> _Problem details_: Copy the data exactly. Images are to be left out.

---------- Records for this exercise

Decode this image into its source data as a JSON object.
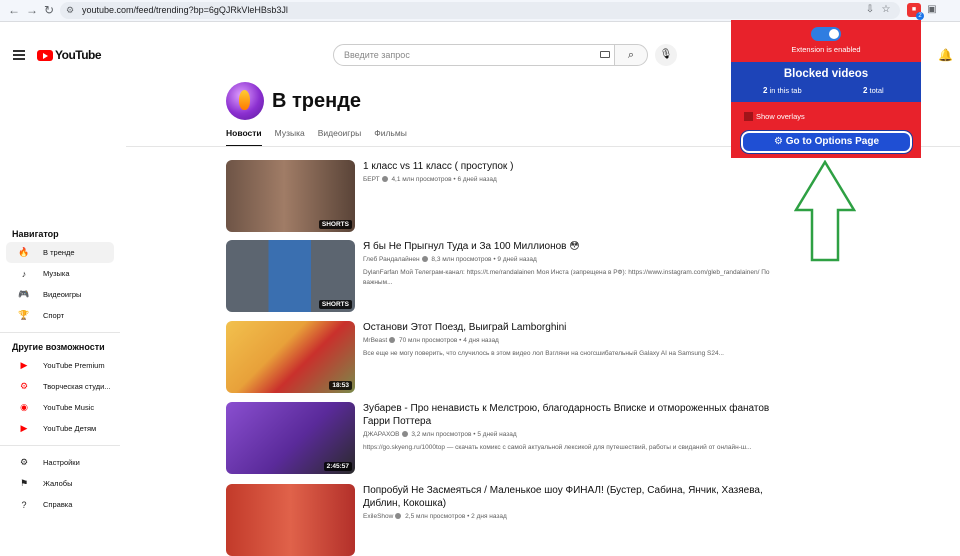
{
  "browser": {
    "url": "youtube.com/feed/trending?bp=6gQJRkVleHBsb3Jl",
    "extension_badge_count": "2"
  },
  "header": {
    "logo_text": "YouTube",
    "search_placeholder": "Введите запрос"
  },
  "sidebar": {
    "navigator_heading": "Навигатор",
    "nav_items": [
      {
        "label": "В тренде",
        "icon": "trending-icon"
      },
      {
        "label": "Музыка",
        "icon": "music-icon"
      },
      {
        "label": "Видеоигры",
        "icon": "gaming-icon"
      },
      {
        "label": "Спорт",
        "icon": "sports-icon"
      }
    ],
    "more_heading": "Другие возможности",
    "more_items": [
      {
        "label": "YouTube Premium"
      },
      {
        "label": "Творческая студи..."
      },
      {
        "label": "YouTube Music"
      },
      {
        "label": "YouTube Детям"
      }
    ],
    "bottom_items": [
      {
        "label": "Настройки",
        "icon": "settings-icon"
      },
      {
        "label": "Жалобы",
        "icon": "flag-icon"
      },
      {
        "label": "Справка",
        "icon": "help-icon"
      }
    ]
  },
  "trending": {
    "title": "В тренде",
    "tabs": [
      "Новости",
      "Музыка",
      "Видеоигры",
      "Фильмы"
    ]
  },
  "videos": [
    {
      "title": "1 класс vs 11 класс ( проступок )",
      "channel": "БЕРТ",
      "views": "4,1 млн просмотров",
      "age": "6 дней назад",
      "description": "",
      "badge": "SHORTS",
      "thumb_color": "#8a6b5a"
    },
    {
      "title": "Я бы Не Прыгнул Туда и За 100 Миллионов 😳",
      "channel": "Глеб Рандалайнен",
      "views": "8,3 млн просмотров",
      "age": "9 дней назад",
      "description": "DylanFarfan Мой Телеграм-канал: https://t.me/randalainen Моя Инста (запрещена в РФ): https://www.instagram.com/gleb_randalainen/ По важным...",
      "badge": "SHORTS",
      "thumb_color": "#5e6a78"
    },
    {
      "title": "Останови Этот Поезд, Выиграй Lamborghini",
      "channel": "MrBeast",
      "views": "70 млн просмотров",
      "age": "4 дня назад",
      "description": "Все еще не могу поверить, что случилось в этом видео лол Взгляни на сногсшибательный Galaxy AI на Samsung S24...",
      "badge": "18:53",
      "thumb_color": "#d9a23a"
    },
    {
      "title": "Зубарев - Про ненависть к Мелстрою, благодарность Вписке и отмороженных фанатов Гарри Поттера",
      "channel": "ДЖАРАХОВ",
      "views": "3,2 млн просмотров",
      "age": "5 дней назад",
      "description": "https://go.skyeng.ru/1000top — скачать комикс с самой актуальной лексикой для путешествий, работы и свиданий от онлайн-ш...",
      "badge": "2:45:57",
      "thumb_color": "#6b3fa0"
    },
    {
      "title": "Попробуй Не Засмеяться / Маленькое шоу ФИНАЛ! (Бустер, Сабина, Янчик, Хазяева, Диблин, Кокошка)",
      "channel": "ExileShow",
      "views": "2,5 млн просмотров",
      "age": "2 дня назад",
      "description": "",
      "badge": "",
      "thumb_color": "#c23a2a"
    }
  ],
  "extension": {
    "status": "Extension is enabled",
    "blocked_title": "Blocked videos",
    "in_tab_count": "2",
    "in_tab_label": "in this tab",
    "total_count": "2",
    "total_label": "total",
    "overlay_label": "Show overlays",
    "options_button": "Go to Options Page",
    "colors": {
      "popup_bg": "#e8222b",
      "blocked_bg": "#1d44b8",
      "arrow": "#2ea043"
    }
  }
}
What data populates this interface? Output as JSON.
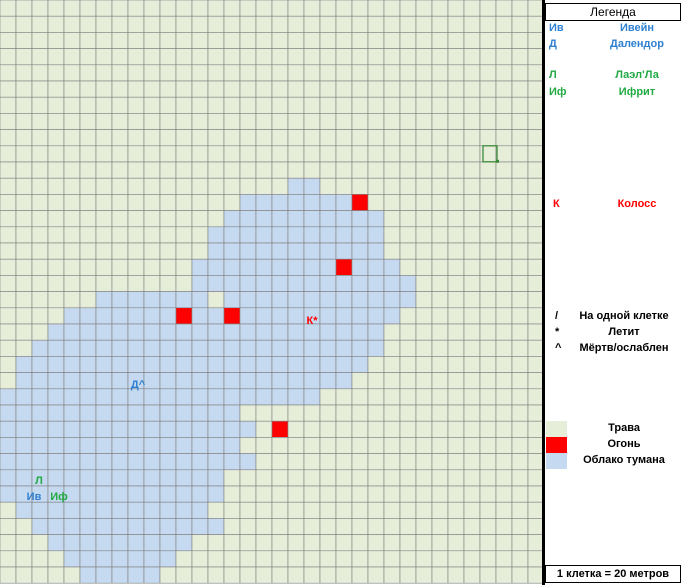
{
  "map": {
    "colors": {
      "grass": "#e6eed9",
      "fog": "#c5d9f1",
      "fire": "#ff0000",
      "grid": "#7f7f7f",
      "selection": "#3a8a3a"
    },
    "tokens": [
      {
        "label": "К*",
        "color": "#ff0000"
      },
      {
        "label": "Д^",
        "color": "#2f80d0"
      },
      {
        "label": "Л",
        "color": "#22aa44"
      },
      {
        "label": "Ив",
        "color": "#2f80d0"
      },
      {
        "label": "Иф",
        "color": "#22aa44"
      }
    ]
  },
  "legend": {
    "title": "Легенда",
    "characters": [
      {
        "abbr": "Ив",
        "name": "Ивейн",
        "color": "#2f80d0"
      },
      {
        "abbr": "Д",
        "name": "Далендор",
        "color": "#2f80d0"
      },
      {
        "abbr": "Л",
        "name": "Лаэл'Ла",
        "color": "#22aa44"
      },
      {
        "abbr": "Иф",
        "name": "Ифрит",
        "color": "#22aa44"
      },
      {
        "abbr": "К",
        "name": "Колосс",
        "color": "#ff0000"
      }
    ],
    "symbols": [
      {
        "glyph": "/",
        "text": "На одной клетке"
      },
      {
        "glyph": "*",
        "text": "Летит"
      },
      {
        "glyph": "^",
        "text": "Мёртв/ослаблен"
      }
    ],
    "terrain": [
      {
        "color": "#e6eed9",
        "text": "Трава"
      },
      {
        "color": "#ff0000",
        "text": "Огонь"
      },
      {
        "color": "#c5d9f1",
        "text": "Облако тумана"
      }
    ],
    "scale": "1 клетка = 20 метров"
  }
}
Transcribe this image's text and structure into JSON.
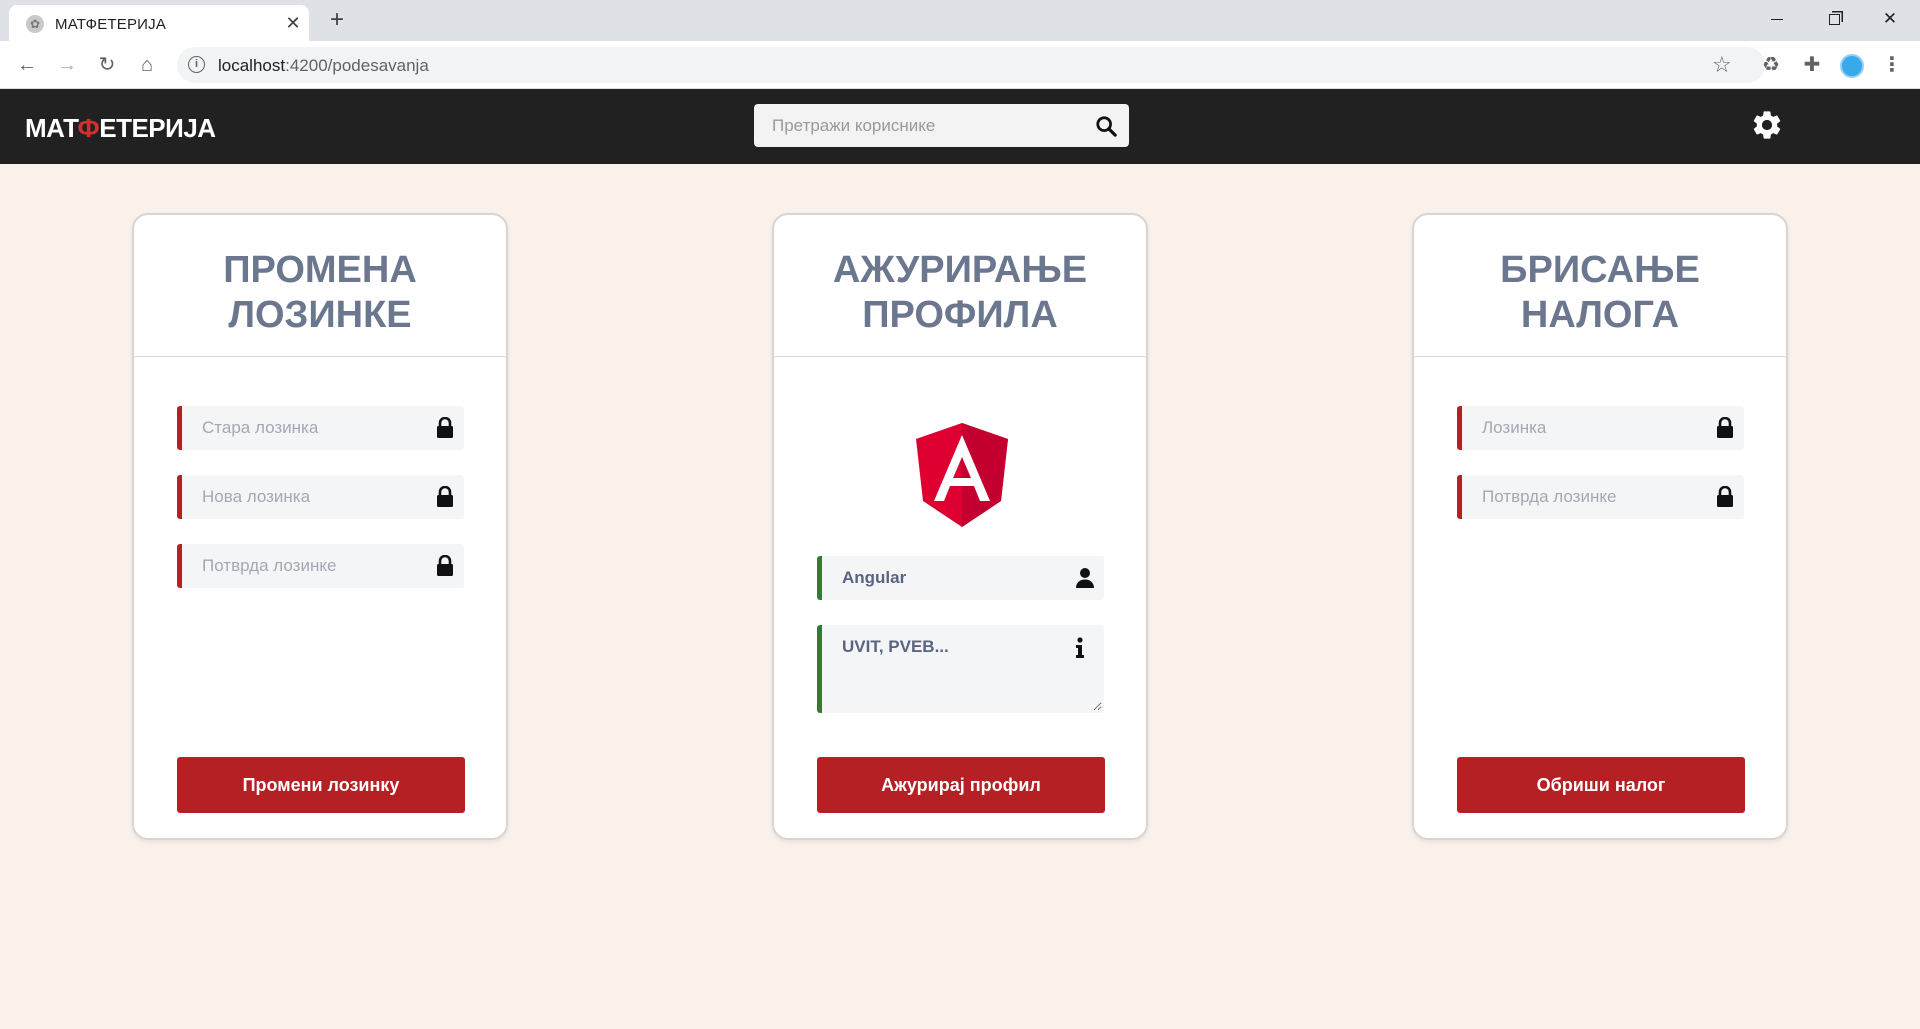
{
  "browser": {
    "tab_title": "МАТФЕТЕРИЈА",
    "url_host": "localhost",
    "url_path": ":4200/podesavanja"
  },
  "header": {
    "logo_part1": "МАТ",
    "logo_part2": "Ф",
    "logo_part3": "ЕТЕРИЈА",
    "search_placeholder": "Претражи кориснике"
  },
  "password_card": {
    "title": "ПРОМЕНА\nЛОЗИНКЕ",
    "old_password_placeholder": "Стара лозинка",
    "new_password_placeholder": "Нова лозинка",
    "confirm_password_placeholder": "Потврда лозинке",
    "button_label": "Промени лозинку"
  },
  "profile_card": {
    "title": "АЖУРИРАЊЕ\nПРОФИЛА",
    "name_value": "Angular",
    "bio_value": "UVIT, PVEB...",
    "button_label": "Ажурирај профил"
  },
  "delete_card": {
    "title": "БРИСАЊЕ\nНАЛОГА",
    "password_placeholder": "Лозинка",
    "confirm_password_placeholder": "Потврда лозинке",
    "button_label": "Обриши налог"
  },
  "colors": {
    "accent_red": "#b52024",
    "accent_green": "#2e7d32",
    "header_bg": "#212121",
    "page_bg": "#faf1eb",
    "title_color": "#6b778f"
  },
  "icons": {
    "lock": "lock-icon",
    "user": "user-icon",
    "info": "info-icon",
    "search": "search-icon",
    "settings": "gear-icon",
    "avatar": "angular-logo"
  }
}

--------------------

> _Reply_:
Decode this image into its source data as a JSON object.
{
  "browser": {
    "url": "youtube.com/feed/trending?bp=6gQJRkVleHBsb3Jl",
    "extension_badge_count": "2"
  },
  "header": {
    "logo_text": "YouTube",
    "search_placeholder": "Введите запрос"
  },
  "sidebar": {
    "navigator_heading": "Навигатор",
    "nav_items": [
      {
        "label": "В тренде",
        "icon": "trending-icon"
      },
      {
        "label": "Музыка",
        "icon": "music-icon"
      },
      {
        "label": "Видеоигры",
        "icon": "gaming-icon"
      },
      {
        "label": "Спорт",
        "icon": "sports-icon"
      }
    ],
    "more_heading": "Другие возможности",
    "more_items": [
      {
        "label": "YouTube Premium"
      },
      {
        "label": "Творческая студи..."
      },
      {
        "label": "YouTube Music"
      },
      {
        "label": "YouTube Детям"
      }
    ],
    "bottom_items": [
      {
        "label": "Настройки",
        "icon": "settings-icon"
      },
      {
        "label": "Жалобы",
        "icon": "flag-icon"
      },
      {
        "label": "Справка",
        "icon": "help-icon"
      }
    ]
  },
  "trending": {
    "title": "В тренде",
    "tabs": [
      "Новости",
      "Музыка",
      "Видеоигры",
      "Фильмы"
    ]
  },
  "videos": [
    {
      "title": "1 класс vs 11 класс ( проступок )",
      "channel": "БЕРТ",
      "views": "4,1 млн просмотров",
      "age": "6 дней назад",
      "description": "",
      "badge": "SHORTS",
      "thumb_color": "#8a6b5a"
    },
    {
      "title": "Я бы Не Прыгнул Туда и За 100 Миллионов 😳",
      "channel": "Глеб Рандалайнен",
      "views": "8,3 млн просмотров",
      "age": "9 дней назад",
      "description": "DylanFarfan Мой Телеграм-канал: https://t.me/randalainen Моя Инста (запрещена в РФ): https://www.instagram.com/gleb_randalainen/ По важным...",
      "badge": "SHORTS",
      "thumb_color": "#5e6a78"
    },
    {
      "title": "Останови Этот Поезд, Выиграй Lamborghini",
      "channel": "MrBeast",
      "views": "70 млн просмотров",
      "age": "4 дня назад",
      "description": "Все еще не могу поверить, что случилось в этом видео лол Взгляни на сногсшибательный Galaxy AI на Samsung S24...",
      "badge": "18:53",
      "thumb_color": "#d9a23a"
    },
    {
      "title": "Зубарев - Про ненависть к Мелстрою, благодарность Вписке и отмороженных фанатов Гарри Поттера",
      "channel": "ДЖАРАХОВ",
      "views": "3,2 млн просмотров",
      "age": "5 дней назад",
      "description": "https://go.skyeng.ru/1000top — скачать комикс с самой актуальной лексикой для путешествий, работы и свиданий от онлайн-ш...",
      "badge": "2:45:57",
      "thumb_color": "#6b3fa0"
    },
    {
      "title": "Попробуй Не Засмеяться / Маленькое шоу ФИНАЛ! (Бустер, Сабина, Янчик, Хазяева, Диблин, Кокошка)",
      "channel": "ExileShow",
      "views": "2,5 млн просмотров",
      "age": "2 дня назад",
      "description": "",
      "badge": "",
      "thumb_color": "#c23a2a"
    }
  ],
  "extension": {
    "status": "Extension is enabled",
    "blocked_title": "Blocked videos",
    "in_tab_count": "2",
    "in_tab_label": "in this tab",
    "total_count": "2",
    "total_label": "total",
    "overlay_label": "Show overlays",
    "options_button": "Go to Options Page",
    "colors": {
      "popup_bg": "#e8222b",
      "blocked_bg": "#1d44b8",
      "arrow": "#2ea043"
    }
  }
}
What data populates this interface? Output as JSON.
{
  "map": {
    "colors": {
      "grass": "#e6eed9",
      "fog": "#c5d9f1",
      "fire": "#ff0000",
      "grid": "#7f7f7f",
      "selection": "#3a8a3a"
    },
    "tokens": [
      {
        "label": "К*",
        "color": "#ff0000"
      },
      {
        "label": "Д^",
        "color": "#2f80d0"
      },
      {
        "label": "Л",
        "color": "#22aa44"
      },
      {
        "label": "Ив",
        "color": "#2f80d0"
      },
      {
        "label": "Иф",
        "color": "#22aa44"
      }
    ]
  },
  "legend": {
    "title": "Легенда",
    "characters": [
      {
        "abbr": "Ив",
        "name": "Ивейн",
        "color": "#2f80d0"
      },
      {
        "abbr": "Д",
        "name": "Далендор",
        "color": "#2f80d0"
      },
      {
        "abbr": "Л",
        "name": "Лаэл'Ла",
        "color": "#22aa44"
      },
      {
        "abbr": "Иф",
        "name": "Ифрит",
        "color": "#22aa44"
      },
      {
        "abbr": "К",
        "name": "Колосс",
        "color": "#ff0000"
      }
    ],
    "symbols": [
      {
        "glyph": "/",
        "text": "На одной клетке"
      },
      {
        "glyph": "*",
        "text": "Летит"
      },
      {
        "glyph": "^",
        "text": "Мёртв/ослаблен"
      }
    ],
    "terrain": [
      {
        "color": "#e6eed9",
        "text": "Трава"
      },
      {
        "color": "#ff0000",
        "text": "Огонь"
      },
      {
        "color": "#c5d9f1",
        "text": "Облако тумана"
      }
    ],
    "scale": "1 клетка = 20 метров"
  }
}
Transcribe this image's text and structure into JSON.
{
  "browser": {
    "tab_title": "МАТФЕТЕРИЈА",
    "url_host": "localhost",
    "url_path": ":4200/podesavanja"
  },
  "header": {
    "logo_part1": "МАТ",
    "logo_part2": "Ф",
    "logo_part3": "ЕТЕРИЈА",
    "search_placeholder": "Претражи кориснике"
  },
  "password_card": {
    "title": "ПРОМЕНА\nЛОЗИНКЕ",
    "old_password_placeholder": "Стара лозинка",
    "new_password_placeholder": "Нова лозинка",
    "confirm_password_placeholder": "Потврда лозинке",
    "button_label": "Промени лозинку"
  },
  "profile_card": {
    "title": "АЖУРИРАЊЕ\nПРОФИЛА",
    "name_value": "Angular",
    "bio_value": "UVIT, PVEB...",
    "button_label": "Ажурирај профил"
  },
  "delete_card": {
    "title": "БРИСАЊЕ\nНАЛОГА",
    "password_placeholder": "Лозинка",
    "confirm_password_placeholder": "Потврда лозинке",
    "button_label": "Обриши налог"
  },
  "colors": {
    "accent_red": "#b52024",
    "accent_green": "#2e7d32",
    "header_bg": "#212121",
    "page_bg": "#faf1eb",
    "title_color": "#6b778f"
  },
  "icons": {
    "lock": "lock-icon",
    "user": "user-icon",
    "info": "info-icon",
    "search": "search-icon",
    "settings": "gear-icon",
    "avatar": "angular-logo"
  }
}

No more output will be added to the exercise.